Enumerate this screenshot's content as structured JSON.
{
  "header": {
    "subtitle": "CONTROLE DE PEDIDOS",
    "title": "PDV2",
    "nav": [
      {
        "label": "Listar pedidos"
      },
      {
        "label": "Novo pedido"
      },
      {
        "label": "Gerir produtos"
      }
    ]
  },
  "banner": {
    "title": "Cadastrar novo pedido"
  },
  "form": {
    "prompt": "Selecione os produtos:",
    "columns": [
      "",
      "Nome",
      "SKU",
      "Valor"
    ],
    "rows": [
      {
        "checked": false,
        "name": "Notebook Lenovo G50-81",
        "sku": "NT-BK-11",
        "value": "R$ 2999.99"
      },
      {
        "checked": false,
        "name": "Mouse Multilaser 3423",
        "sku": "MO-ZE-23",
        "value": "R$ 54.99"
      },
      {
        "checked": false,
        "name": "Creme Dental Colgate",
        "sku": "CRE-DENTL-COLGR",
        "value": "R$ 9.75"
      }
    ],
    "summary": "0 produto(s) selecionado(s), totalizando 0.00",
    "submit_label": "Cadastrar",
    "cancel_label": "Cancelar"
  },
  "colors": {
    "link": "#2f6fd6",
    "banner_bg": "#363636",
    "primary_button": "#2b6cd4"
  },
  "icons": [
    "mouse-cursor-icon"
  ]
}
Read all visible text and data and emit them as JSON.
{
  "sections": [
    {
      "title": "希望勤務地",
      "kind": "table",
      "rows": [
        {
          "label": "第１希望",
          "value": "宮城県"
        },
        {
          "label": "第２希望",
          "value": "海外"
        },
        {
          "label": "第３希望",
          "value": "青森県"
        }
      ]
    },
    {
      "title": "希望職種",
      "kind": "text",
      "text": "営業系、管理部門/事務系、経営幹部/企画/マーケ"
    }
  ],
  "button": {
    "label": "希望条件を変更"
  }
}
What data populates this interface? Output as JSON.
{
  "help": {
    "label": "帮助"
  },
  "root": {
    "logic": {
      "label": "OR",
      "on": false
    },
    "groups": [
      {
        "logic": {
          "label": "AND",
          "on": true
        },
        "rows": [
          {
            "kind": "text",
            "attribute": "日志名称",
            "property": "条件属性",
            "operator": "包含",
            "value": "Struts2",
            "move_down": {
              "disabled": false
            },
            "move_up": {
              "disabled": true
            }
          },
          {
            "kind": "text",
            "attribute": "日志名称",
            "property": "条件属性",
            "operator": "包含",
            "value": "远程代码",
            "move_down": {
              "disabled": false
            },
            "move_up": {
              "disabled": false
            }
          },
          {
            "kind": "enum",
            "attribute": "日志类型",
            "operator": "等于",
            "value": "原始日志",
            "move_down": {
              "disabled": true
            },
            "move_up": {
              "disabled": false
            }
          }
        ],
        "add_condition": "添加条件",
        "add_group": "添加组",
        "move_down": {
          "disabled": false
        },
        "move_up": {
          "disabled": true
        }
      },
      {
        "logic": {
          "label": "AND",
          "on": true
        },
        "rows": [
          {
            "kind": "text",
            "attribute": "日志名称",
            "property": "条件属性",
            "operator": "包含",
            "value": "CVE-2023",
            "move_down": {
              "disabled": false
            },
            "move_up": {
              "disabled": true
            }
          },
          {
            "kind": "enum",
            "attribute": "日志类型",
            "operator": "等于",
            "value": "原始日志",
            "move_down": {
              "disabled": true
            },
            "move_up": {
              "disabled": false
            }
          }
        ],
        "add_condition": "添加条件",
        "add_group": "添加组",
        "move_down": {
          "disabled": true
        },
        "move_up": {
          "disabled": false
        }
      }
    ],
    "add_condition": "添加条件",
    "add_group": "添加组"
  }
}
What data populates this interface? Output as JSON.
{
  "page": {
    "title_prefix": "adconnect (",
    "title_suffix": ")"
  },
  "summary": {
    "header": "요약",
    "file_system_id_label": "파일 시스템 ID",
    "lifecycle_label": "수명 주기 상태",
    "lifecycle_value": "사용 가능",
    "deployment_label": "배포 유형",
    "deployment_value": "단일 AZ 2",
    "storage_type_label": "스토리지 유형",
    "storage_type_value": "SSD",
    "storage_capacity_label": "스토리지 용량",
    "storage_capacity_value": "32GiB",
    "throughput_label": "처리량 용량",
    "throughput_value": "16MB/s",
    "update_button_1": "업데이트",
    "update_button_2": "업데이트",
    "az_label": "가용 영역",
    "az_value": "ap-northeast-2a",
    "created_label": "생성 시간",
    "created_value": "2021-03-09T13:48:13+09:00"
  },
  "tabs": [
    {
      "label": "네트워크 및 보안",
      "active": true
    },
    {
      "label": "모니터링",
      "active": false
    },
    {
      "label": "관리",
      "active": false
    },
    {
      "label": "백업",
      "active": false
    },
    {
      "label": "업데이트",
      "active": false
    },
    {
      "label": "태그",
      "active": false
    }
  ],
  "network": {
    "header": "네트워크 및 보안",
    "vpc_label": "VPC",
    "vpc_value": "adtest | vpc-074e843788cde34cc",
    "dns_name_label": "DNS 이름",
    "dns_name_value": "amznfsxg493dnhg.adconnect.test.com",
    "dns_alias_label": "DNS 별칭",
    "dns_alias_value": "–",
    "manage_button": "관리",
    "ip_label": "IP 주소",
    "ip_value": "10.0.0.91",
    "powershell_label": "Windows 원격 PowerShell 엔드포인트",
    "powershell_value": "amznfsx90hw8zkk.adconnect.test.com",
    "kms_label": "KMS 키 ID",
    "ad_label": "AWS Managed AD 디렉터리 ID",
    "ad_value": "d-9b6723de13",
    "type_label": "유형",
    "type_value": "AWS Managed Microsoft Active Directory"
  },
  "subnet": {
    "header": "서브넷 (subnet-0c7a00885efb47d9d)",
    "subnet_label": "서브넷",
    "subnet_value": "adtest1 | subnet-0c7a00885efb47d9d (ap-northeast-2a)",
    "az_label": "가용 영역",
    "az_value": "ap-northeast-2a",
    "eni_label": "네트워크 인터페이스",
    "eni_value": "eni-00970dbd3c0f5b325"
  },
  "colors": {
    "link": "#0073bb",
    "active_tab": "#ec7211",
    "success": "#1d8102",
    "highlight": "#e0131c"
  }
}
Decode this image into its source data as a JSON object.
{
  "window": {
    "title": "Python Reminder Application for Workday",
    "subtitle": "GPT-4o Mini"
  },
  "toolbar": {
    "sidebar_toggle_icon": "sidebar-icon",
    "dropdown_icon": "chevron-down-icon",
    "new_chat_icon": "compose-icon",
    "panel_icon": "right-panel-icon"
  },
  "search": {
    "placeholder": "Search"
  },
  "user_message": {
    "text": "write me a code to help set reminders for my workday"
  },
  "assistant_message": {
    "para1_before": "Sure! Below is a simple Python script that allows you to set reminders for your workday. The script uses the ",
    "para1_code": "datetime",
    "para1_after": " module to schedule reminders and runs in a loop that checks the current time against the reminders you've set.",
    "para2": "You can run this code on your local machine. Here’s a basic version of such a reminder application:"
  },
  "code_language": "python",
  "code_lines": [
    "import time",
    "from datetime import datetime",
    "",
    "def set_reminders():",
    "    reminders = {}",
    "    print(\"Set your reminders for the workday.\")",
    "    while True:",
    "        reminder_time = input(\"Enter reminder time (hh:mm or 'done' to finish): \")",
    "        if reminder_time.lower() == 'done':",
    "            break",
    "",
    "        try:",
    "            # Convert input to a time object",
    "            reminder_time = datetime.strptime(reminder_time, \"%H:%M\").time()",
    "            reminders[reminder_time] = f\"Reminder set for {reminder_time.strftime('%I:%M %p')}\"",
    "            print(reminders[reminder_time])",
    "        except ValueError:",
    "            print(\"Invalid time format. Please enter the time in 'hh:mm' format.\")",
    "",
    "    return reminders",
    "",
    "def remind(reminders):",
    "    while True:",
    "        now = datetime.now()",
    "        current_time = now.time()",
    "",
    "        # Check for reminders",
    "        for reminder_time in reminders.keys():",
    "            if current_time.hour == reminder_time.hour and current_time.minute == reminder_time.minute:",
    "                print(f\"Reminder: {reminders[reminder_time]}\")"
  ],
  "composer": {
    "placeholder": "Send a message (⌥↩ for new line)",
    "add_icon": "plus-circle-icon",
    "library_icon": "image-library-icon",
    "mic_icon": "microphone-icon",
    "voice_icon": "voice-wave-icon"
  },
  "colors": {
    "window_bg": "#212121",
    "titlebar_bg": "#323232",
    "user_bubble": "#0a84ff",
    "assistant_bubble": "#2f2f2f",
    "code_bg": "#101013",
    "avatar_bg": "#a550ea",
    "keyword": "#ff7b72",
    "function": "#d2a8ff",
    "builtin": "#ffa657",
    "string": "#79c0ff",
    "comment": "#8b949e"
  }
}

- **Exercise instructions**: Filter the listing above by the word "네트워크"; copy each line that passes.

- **Answer to this task**:
      "label": "네트워크 및 보안",
    "header": "네트워크 및 보안",
    "eni_label": "네트워크 인터페이스",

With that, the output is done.